Goal of the exercise |
What appears in the data must be reproduced exactly.

%%

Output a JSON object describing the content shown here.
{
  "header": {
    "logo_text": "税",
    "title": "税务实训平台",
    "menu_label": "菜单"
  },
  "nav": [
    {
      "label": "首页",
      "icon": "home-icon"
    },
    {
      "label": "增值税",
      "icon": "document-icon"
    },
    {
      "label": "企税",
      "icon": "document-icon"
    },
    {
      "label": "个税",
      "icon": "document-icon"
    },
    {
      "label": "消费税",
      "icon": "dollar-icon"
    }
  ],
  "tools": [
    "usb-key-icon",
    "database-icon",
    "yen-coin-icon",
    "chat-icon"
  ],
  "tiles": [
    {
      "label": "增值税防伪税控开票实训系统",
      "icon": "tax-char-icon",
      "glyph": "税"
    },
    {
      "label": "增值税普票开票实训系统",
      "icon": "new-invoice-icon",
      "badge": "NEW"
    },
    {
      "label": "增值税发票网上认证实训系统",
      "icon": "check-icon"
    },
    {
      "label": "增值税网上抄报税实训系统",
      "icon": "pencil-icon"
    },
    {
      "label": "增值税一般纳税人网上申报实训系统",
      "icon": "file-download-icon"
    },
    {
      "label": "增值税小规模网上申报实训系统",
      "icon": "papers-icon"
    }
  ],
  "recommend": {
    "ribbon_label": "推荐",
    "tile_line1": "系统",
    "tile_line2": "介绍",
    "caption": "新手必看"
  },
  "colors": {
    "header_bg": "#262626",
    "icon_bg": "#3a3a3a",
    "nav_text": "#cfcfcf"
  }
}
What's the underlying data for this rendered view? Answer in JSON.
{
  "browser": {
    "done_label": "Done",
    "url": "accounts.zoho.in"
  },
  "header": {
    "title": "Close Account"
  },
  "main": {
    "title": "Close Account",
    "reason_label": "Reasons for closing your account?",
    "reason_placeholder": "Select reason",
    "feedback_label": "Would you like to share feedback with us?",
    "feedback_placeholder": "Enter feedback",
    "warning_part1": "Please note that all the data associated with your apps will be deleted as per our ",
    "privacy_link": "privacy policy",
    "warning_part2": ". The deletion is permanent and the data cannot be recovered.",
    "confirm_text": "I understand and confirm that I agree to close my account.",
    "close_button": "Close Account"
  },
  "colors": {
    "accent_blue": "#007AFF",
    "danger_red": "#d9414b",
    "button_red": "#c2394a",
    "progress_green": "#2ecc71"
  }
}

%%

Result of the task |
Output a JSON object describing the content shown here.
{
  "header": {
    "logo_text": "税",
    "title": "税务实训平台",
    "menu_label": "菜单"
  },
  "nav": [
    {
      "label": "首页",
      "icon": "home-icon"
    },
    {
      "label": "增值税",
      "icon": "document-icon"
    },
    {
      "label": "企税",
      "icon": "document-icon"
    },
    {
      "label": "个税",
      "icon": "document-icon"
    },
    {
      "label": "消费税",
      "icon": "dollar-icon"
    }
  ],
  "tools": [
    "usb-key-icon",
    "database-icon",
    "yen-coin-icon",
    "chat-icon"
  ],
  "tiles": [
    {
      "label": "增值税防伪税控开票实训系统",
      "icon": "tax-char-icon",
      "glyph": "税"
    },
    {
      "label": "增值税普票开票实训系统",
      "icon": "new-invoice-icon",
      "badge": "NEW"
    },
    {
      "label": "增值税发票网上认证实训系统",
      "icon": "check-icon"
    },
    {
      "label": "增值税网上抄报税实训系统",
      "icon": "pencil-icon"
    },
    {
      "label": "增值税一般纳税人网上申报实训系统",
      "icon": "file-download-icon"
    },
    {
      "label": "增值税小规模网上申报实训系统",
      "icon": "papers-icon"
    }
  ],
  "recommend": {
    "ribbon_label": "推荐",
    "tile_line1": "系统",
    "tile_line2": "介绍",
    "caption": "新手必看"
  },
  "colors": {
    "header_bg": "#262626",
    "icon_bg": "#3a3a3a",
    "nav_text": "#cfcfcf"
  }
}
What's the underlying data for this rendered view? Answer in JSON.
{
  "browser": {
    "done_label": "Done",
    "url": "accounts.zoho.in"
  },
  "header": {
    "title": "Close Account"
  },
  "main": {
    "title": "Close Account",
    "reason_label": "Reasons for closing your account?",
    "reason_placeholder": "Select reason",
    "feedback_label": "Would you like to share feedback with us?",
    "feedback_placeholder": "Enter feedback",
    "warning_part1": "Please note that all the data associated with your apps will be deleted as per our ",
    "privacy_link": "privacy policy",
    "warning_part2": ". The deletion is permanent and the data cannot be recovered.",
    "confirm_text": "I understand and confirm that I agree to close my account.",
    "close_button": "Close Account"
  },
  "colors": {
    "accent_blue": "#007AFF",
    "danger_red": "#d9414b",
    "button_red": "#c2394a",
    "progress_green": "#2ecc71"
  }
}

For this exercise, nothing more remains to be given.